    Becoming an active member of a few relevant organizations that attract like-minded individuals is a must for any new graduate looking to build their network. In other words, if you want to get ahead, look for ways to get involved. Networking groups such as community-based organizations, professional associations and alumni clubs are good places to start.

    Getting involved puts you in the path of people who have already established themselves as business leaders. Getting to know these more experienced professionals is a smart career move for several reasons. Not only do employers seek job candidates who feel comfortable around executives, these local leaders already have large networks and are often considered to be influencers within a specific field, industry or community. Because others respect them and trust their judgment, these people can profoundly influence your career by giving you their stamp of approval. To be blunt: they can help you get a job faster than your campus career center.

    You’ll also save time by joining organizations. Attending events will bring you in contact with many people at once, all of whom you may have future one-on-one meetings with in order to develop a more solid relationship. Think about it: within the span of just an hour or two, you can meet dozens of people that have the potential to become an important part of your professional or personal life. Here are some of the different types of networking organizations college grads can join right away.

    Membership Organizations

    Elks

    Lions

    Rotary International
    Not all recent graduates will qualify for membership in rotary, but you can get involved in networking with Rotary in other ways like volunteering at events and having one-off meetings with members.

    Toastmasters International

    Women’s Networking Organizations

    85 Broads
    This global professional network was founded by women who worked for Goldman Sachs at 85 Broad Street, the investment banking firm's New York City headquarters. They have a large presence on college and graduate school campuses as well.

    Business and Professional Women
    This group promotes equity for women in the workplace through advocacy and education.

    National Association of Women Business Owners (NAWBO)
    You do not need to be a business owner to join this networking group, which hosts monthly events and a national conference each year.

    The Association of Junior Leagues International
    There are Junior Leagues in almost every city in the US and in many foreign countries. Its emphasis is on leadership training, volunteer management and developing the business skills you need to be successful.

    Professional Associations

    American Accounting Association

    American Bar Association

    National Human Resources Association

    National Society of Professional Engineers

    Public Relations Society of America

    The American Marketing Association

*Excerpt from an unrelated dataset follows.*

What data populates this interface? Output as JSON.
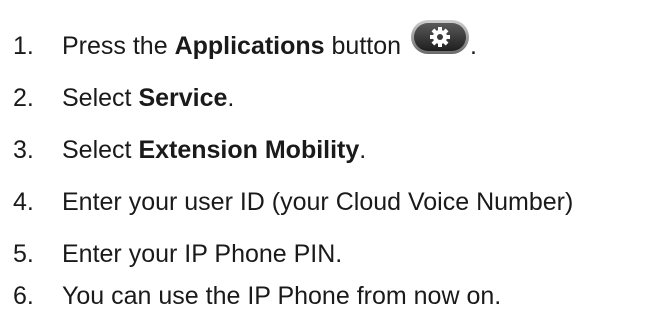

    The Professional Association for Design (AIGA)

    Have any more suggesstions about where college grads can start networking? Please let us know by writing to us on our blog or by sending us a note through our contact page.